Jon and his brilliant and eccentric wife Judith – while sometimes absent-minded and goofy from the perspective of a more no-nonsense traveler – had so many memories and stories to share. I don't mean to make this a moment of disrespect – I think most folks are boring. Jon and Judith were never boring. They had so much generosity to give. The example of their marriage and partnership is just one example. They shared such sweetness between them and took care of each other so wonderfully. I vowed to follow that example as much as possible in my own life, and to praise and care for my own bride in the same way as Jon did his. I think that's something Jon and I shared in abundance. Gratitude for our wives and families.

I think the reason we were able to move from star-struck youngster to collaborator is because Jon was open to and encouraged such a transition. He knew I would respect, love, cherish, and build on what gifts he might offer me as a jazz singer and as a younger friend. And he was right. He let me love him, and so I did. I still do and always will.

DL: What was it like sharing the stage with Jon? Special preparation on your part?

ELLING: Everything about being onstage with Jon was a miracle beyond my wildest dreams. For a pianist, it would be the same as having Monk or Ellington play duets. For a saxophonist, Bird or Trane. I have been lucky enough to share the stage with a living generator from the greatest and most creative era in jazz history. I am very deeply grateful.
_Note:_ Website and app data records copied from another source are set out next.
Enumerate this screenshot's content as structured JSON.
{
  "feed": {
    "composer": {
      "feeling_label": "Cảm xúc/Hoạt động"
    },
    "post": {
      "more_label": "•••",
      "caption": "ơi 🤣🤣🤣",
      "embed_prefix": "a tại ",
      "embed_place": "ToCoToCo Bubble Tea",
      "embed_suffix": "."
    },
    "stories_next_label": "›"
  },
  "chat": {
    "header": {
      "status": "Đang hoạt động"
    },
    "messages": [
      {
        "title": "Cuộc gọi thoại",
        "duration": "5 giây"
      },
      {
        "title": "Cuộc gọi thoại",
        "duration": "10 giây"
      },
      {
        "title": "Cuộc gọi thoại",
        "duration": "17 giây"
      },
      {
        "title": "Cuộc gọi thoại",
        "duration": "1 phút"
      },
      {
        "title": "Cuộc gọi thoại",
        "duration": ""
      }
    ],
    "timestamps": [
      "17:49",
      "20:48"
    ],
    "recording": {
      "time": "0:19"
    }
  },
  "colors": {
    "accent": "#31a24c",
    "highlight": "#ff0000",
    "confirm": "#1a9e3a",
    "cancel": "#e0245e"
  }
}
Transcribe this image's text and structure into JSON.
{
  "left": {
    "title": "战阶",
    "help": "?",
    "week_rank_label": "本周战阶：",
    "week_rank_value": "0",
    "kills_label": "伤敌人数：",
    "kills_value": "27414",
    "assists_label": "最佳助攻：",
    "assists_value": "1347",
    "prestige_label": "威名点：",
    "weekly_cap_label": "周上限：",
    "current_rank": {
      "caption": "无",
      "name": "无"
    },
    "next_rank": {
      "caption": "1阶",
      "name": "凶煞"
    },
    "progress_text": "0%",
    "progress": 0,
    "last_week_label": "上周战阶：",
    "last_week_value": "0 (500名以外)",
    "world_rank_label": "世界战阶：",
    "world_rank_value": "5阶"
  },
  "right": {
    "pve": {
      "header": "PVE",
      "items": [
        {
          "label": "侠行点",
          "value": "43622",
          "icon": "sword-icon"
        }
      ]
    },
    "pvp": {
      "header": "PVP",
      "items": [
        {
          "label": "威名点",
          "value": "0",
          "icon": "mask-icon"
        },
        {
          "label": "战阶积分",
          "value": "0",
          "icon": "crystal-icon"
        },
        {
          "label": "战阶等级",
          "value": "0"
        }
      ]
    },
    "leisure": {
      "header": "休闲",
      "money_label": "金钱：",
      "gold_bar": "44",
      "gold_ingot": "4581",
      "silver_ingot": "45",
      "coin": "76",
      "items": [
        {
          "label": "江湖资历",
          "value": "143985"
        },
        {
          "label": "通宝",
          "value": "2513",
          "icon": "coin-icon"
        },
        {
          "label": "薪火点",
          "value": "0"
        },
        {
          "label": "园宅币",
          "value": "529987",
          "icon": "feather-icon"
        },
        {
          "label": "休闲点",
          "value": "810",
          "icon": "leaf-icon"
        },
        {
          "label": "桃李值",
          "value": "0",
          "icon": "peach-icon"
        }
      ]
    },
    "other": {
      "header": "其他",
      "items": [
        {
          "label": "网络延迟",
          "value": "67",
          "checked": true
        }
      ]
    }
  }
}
DL: There is a very lively YouTube video of you and Jon at the last IAJE (International Association for Jazz Education) conference in Toronto in 2009 with Jon emulating the walking bassline, which captured how fun and spontaneous you guys can be together, a bond that is so deep and personal.

ELLING: This is because I wanted more than anything to echo the mastery Jon and his contemporaries displayed. Therefore, I did enough homework to be able to communicate with Jon in the parlance he was accustomed to. It was a cornerstone of our relationship. I love what and who he loved.

DL: You have great fans here in Portland and they have experienced you in many different situations. Can you frame the audience experience and what you may do differently to prepare for this particular show?

ELLING: What I intend is a celebration of Jon's gifts to the jazz world. His daughters – Michele and Aria – his admirers – Nancy [King] and Kevin [Burke] and the students [PSU Jazz Vocal Ensemble] – and me. We will be there to help those who heard him live to remember, and those who have encountered him in any way to never forget.